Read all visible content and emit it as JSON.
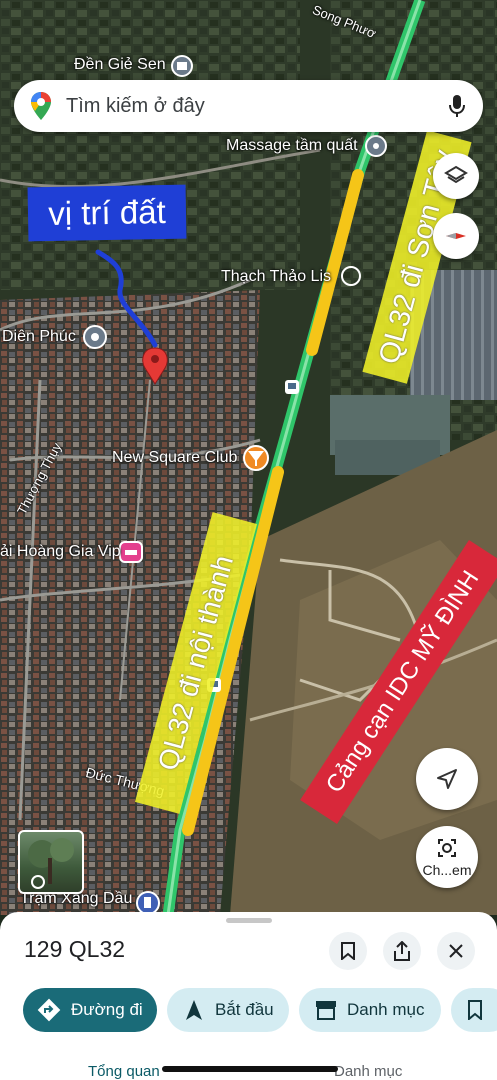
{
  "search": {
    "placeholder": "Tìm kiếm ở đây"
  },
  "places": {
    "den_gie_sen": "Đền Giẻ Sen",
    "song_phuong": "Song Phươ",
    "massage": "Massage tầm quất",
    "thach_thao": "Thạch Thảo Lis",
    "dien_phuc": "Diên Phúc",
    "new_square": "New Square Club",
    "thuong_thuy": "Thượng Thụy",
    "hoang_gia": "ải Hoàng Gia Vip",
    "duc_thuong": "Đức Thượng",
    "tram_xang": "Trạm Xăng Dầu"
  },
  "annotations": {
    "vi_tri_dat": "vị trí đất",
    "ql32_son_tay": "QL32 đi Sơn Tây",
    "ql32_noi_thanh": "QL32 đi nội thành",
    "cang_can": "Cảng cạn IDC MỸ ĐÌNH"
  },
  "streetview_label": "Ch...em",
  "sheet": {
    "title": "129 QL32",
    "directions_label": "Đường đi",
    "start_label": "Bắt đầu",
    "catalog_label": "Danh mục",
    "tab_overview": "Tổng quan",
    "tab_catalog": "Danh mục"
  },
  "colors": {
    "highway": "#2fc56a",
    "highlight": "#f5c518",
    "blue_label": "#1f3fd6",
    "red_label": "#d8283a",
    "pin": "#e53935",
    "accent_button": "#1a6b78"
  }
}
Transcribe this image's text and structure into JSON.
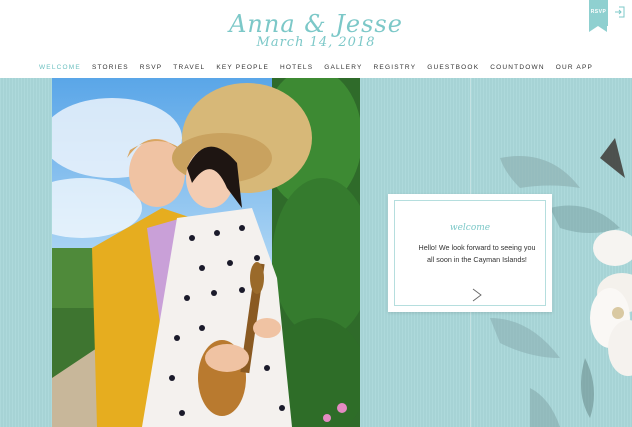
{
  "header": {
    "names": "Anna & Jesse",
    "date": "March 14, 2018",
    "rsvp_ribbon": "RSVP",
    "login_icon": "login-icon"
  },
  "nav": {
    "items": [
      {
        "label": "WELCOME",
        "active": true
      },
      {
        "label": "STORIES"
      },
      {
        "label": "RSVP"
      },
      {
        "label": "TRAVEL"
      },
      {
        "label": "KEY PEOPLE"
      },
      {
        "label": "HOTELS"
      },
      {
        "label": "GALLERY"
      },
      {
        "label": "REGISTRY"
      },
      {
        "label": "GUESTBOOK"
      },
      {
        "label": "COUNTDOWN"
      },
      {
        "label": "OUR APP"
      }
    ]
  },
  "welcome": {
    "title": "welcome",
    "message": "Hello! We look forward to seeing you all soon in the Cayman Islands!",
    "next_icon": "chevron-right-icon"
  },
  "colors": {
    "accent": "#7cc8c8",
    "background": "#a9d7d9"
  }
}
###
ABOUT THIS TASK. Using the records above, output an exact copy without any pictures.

ANSWER AREA.
Read all visible content and emit it as JSON.
{
  "search": {
    "placeholder": "Tìm kiếm ở đây"
  },
  "places": {
    "den_gie_sen": "Đền Giẻ Sen",
    "song_phuong": "Song Phươ",
    "massage": "Massage tầm quất",
    "thach_thao": "Thạch Thảo Lis",
    "dien_phuc": "Diên Phúc",
    "new_square": "New Square Club",
    "thuong_thuy": "Thượng Thụy",
    "hoang_gia": "ải Hoàng Gia Vip",
    "duc_thuong": "Đức Thượng",
    "tram_xang": "Trạm Xăng Dầu"
  },
  "annotations": {
    "vi_tri_dat": "vị trí đất",
    "ql32_son_tay": "QL32 đi Sơn Tây",
    "ql32_noi_thanh": "QL32 đi nội thành",
    "cang_can": "Cảng cạn IDC MỸ ĐÌNH"
  },
  "streetview_label": "Ch...em",
  "sheet": {
    "title": "129 QL32",
    "directions_label": "Đường đi",
    "start_label": "Bắt đầu",
    "catalog_label": "Danh mục",
    "tab_overview": "Tổng quan",
    "tab_catalog": "Danh mục"
  },
  "colors": {
    "highway": "#2fc56a",
    "highlight": "#f5c518",
    "blue_label": "#1f3fd6",
    "red_label": "#d8283a",
    "pin": "#e53935",
    "accent_button": "#1a6b78"
  }
}
Transcribe this image's text and structure into JSON.
{
  "header": {
    "names": "Anna & Jesse",
    "date": "March 14, 2018",
    "rsvp_ribbon": "RSVP",
    "login_icon": "login-icon"
  },
  "nav": {
    "items": [
      {
        "label": "WELCOME",
        "active": true
      },
      {
        "label": "STORIES"
      },
      {
        "label": "RSVP"
      },
      {
        "label": "TRAVEL"
      },
      {
        "label": "KEY PEOPLE"
      },
      {
        "label": "HOTELS"
      },
      {
        "label": "GALLERY"
      },
      {
        "label": "REGISTRY"
      },
      {
        "label": "GUESTBOOK"
      },
      {
        "label": "COUNTDOWN"
      },
      {
        "label": "OUR APP"
      }
    ]
  },
  "welcome": {
    "title": "welcome",
    "message": "Hello! We look forward to seeing you all soon in the Cayman Islands!",
    "next_icon": "chevron-right-icon"
  },
  "colors": {
    "accent": "#7cc8c8",
    "background": "#a9d7d9"
  }
}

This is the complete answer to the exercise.